WORK TO BE COMPLETED => Among the entries below, copy every line that carries the word "빈지노님".

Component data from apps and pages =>
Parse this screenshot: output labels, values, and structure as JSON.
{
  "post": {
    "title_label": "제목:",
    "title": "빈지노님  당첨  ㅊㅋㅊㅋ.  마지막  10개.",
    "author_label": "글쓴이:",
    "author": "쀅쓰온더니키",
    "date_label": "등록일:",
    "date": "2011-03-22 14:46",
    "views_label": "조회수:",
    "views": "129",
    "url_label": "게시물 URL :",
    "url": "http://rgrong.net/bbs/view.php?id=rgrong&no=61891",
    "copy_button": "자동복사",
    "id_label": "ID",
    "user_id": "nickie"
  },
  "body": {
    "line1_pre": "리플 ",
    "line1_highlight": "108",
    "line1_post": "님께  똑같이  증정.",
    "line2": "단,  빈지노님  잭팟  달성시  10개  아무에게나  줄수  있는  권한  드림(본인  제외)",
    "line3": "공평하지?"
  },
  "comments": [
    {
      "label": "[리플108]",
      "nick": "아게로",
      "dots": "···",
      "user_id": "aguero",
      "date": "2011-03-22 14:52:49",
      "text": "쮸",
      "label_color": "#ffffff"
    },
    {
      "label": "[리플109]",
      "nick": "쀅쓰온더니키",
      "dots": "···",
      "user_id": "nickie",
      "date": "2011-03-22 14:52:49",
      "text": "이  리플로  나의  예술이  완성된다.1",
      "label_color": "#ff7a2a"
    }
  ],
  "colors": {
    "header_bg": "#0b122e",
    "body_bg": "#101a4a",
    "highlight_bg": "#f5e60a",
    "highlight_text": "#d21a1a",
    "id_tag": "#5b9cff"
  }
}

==

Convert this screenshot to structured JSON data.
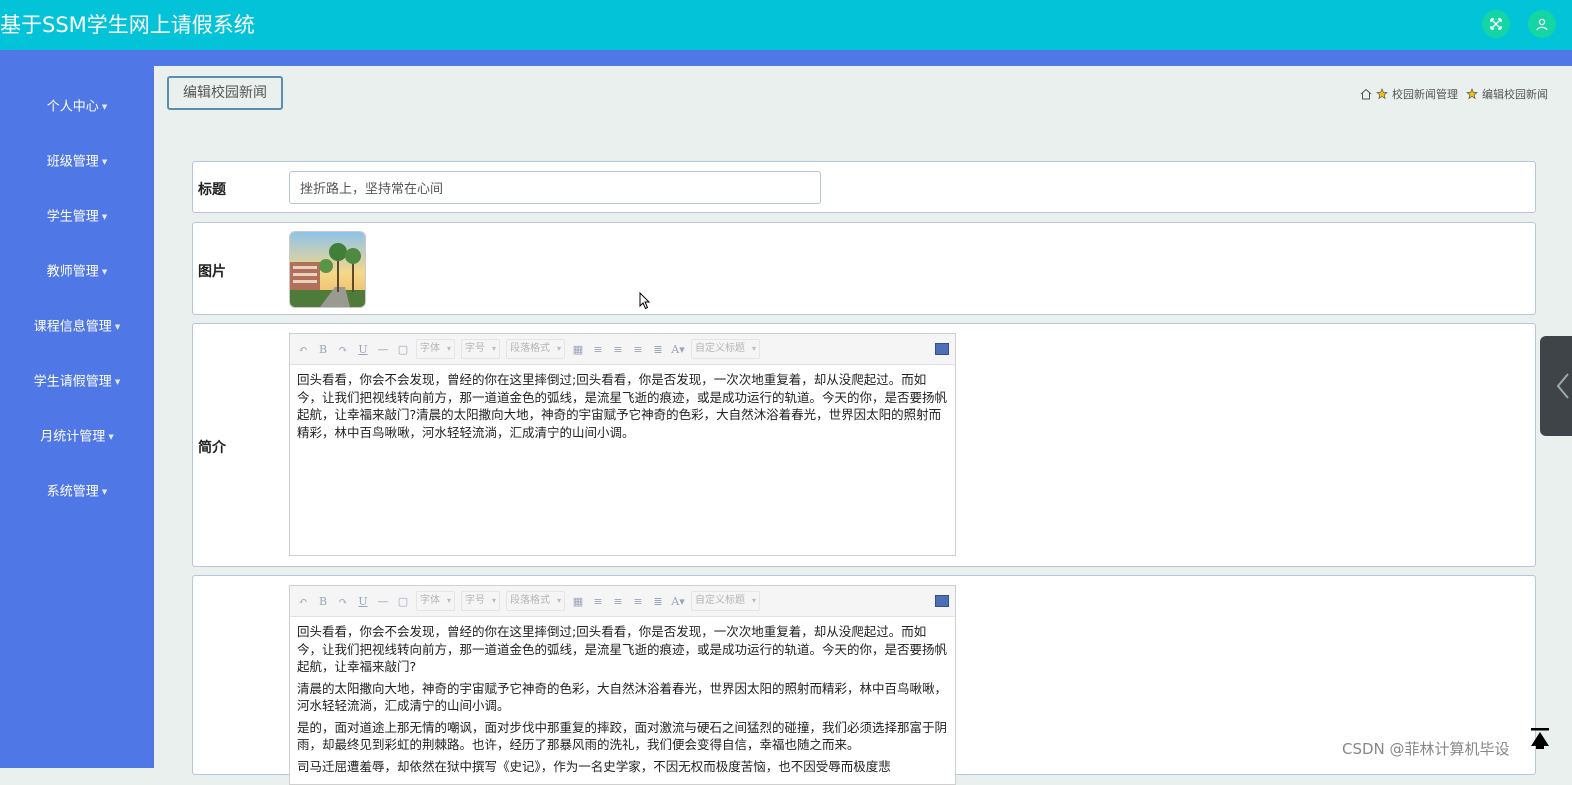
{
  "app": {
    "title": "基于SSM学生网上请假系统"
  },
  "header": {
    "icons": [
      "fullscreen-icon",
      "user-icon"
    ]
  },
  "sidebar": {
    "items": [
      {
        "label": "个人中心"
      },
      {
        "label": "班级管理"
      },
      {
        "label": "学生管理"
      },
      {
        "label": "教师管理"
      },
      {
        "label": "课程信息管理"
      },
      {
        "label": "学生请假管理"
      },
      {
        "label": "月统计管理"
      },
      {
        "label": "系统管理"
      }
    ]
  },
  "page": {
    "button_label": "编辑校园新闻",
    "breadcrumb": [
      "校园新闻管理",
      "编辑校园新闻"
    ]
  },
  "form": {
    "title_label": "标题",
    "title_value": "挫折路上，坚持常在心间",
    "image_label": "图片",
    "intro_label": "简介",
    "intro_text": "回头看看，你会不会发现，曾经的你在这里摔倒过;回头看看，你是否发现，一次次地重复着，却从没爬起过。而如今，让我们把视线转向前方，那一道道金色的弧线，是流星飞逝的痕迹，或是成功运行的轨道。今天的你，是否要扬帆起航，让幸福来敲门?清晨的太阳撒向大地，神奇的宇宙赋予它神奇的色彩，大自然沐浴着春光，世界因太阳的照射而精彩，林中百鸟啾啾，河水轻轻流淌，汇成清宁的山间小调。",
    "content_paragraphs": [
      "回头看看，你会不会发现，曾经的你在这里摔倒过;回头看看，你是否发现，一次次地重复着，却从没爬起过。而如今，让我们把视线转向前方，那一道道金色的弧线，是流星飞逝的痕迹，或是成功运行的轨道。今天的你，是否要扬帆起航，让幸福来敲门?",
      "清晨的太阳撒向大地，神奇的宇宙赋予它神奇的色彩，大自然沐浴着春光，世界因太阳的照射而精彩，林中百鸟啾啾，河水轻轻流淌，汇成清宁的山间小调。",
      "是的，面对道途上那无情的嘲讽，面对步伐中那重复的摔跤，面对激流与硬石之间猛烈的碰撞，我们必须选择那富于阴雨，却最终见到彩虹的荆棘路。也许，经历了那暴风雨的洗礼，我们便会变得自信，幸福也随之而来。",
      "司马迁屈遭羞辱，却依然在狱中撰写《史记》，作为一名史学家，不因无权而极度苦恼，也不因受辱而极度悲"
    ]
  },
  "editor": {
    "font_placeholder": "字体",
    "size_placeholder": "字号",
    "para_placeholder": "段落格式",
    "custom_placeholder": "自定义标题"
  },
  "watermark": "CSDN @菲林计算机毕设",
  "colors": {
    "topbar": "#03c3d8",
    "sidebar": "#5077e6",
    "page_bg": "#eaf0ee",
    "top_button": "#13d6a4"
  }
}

RESPONSE BELOW =>
    "title": "빈지노님  당첨  ㅊㅋㅊㅋ.  마지막  10개.",
    "line2": "단,  빈지노님  잭팟  달성시  10개  아무에게나  줄수  있는  권한  드림(본인  제외)",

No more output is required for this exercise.